**ACTIVITY:**
Copy out each line below in which the string "text" appears.
>>>>
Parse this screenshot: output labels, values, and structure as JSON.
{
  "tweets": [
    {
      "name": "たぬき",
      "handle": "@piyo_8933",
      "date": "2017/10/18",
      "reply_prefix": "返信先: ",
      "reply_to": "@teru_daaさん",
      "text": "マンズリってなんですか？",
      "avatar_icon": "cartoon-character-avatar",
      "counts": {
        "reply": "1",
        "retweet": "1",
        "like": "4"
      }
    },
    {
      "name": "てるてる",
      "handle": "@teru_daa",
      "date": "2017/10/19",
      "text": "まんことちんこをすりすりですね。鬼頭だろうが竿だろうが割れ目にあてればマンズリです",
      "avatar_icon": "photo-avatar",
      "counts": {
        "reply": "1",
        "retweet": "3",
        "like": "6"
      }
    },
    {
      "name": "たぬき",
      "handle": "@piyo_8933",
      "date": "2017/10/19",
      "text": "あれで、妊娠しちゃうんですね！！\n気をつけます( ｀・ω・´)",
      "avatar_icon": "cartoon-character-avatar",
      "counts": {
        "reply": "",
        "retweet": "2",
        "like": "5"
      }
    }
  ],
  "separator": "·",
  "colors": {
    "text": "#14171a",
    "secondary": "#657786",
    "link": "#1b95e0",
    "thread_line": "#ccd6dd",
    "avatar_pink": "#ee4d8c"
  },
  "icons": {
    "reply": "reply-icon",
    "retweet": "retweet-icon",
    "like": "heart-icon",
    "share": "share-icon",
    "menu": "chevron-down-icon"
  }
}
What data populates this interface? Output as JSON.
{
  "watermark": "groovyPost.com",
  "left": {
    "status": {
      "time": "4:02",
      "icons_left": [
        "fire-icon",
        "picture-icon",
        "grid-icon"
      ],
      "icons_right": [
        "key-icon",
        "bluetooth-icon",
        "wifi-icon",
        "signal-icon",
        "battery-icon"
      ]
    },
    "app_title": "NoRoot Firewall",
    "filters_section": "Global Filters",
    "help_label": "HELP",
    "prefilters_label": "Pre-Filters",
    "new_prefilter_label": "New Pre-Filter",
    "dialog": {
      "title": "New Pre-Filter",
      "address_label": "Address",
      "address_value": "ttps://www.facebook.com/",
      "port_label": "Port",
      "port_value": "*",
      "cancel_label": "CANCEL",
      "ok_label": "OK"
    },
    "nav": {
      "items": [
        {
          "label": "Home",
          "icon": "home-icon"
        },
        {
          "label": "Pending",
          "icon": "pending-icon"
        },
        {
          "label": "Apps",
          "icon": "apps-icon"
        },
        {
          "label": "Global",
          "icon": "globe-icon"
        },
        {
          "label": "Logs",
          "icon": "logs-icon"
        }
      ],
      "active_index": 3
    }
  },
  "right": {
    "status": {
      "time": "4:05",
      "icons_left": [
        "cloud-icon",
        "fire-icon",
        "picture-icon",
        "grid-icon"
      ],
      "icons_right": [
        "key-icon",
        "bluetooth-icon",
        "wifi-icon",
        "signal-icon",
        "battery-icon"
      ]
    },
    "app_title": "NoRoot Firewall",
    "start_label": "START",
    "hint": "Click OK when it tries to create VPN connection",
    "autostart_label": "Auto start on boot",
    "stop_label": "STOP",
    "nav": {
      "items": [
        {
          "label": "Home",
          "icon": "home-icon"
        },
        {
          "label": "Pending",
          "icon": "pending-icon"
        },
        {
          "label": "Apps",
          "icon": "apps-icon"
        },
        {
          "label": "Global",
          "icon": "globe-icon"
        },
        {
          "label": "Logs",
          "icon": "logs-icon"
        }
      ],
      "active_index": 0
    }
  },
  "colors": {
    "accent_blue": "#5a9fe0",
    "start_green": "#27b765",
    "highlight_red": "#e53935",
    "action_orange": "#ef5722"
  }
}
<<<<
**COMPLETED TASK:**
      "text": "マンズリってなんですか？",
      "text": "まんことちんこをすりすりですね。鬼頭だろうが竿だろうが割れ目にあてればマンズリです",
      "text": "あれで、妊娠しちゃうんですね！！\n気をつけます( ｀・ω・´)",
    "text": "#14171a",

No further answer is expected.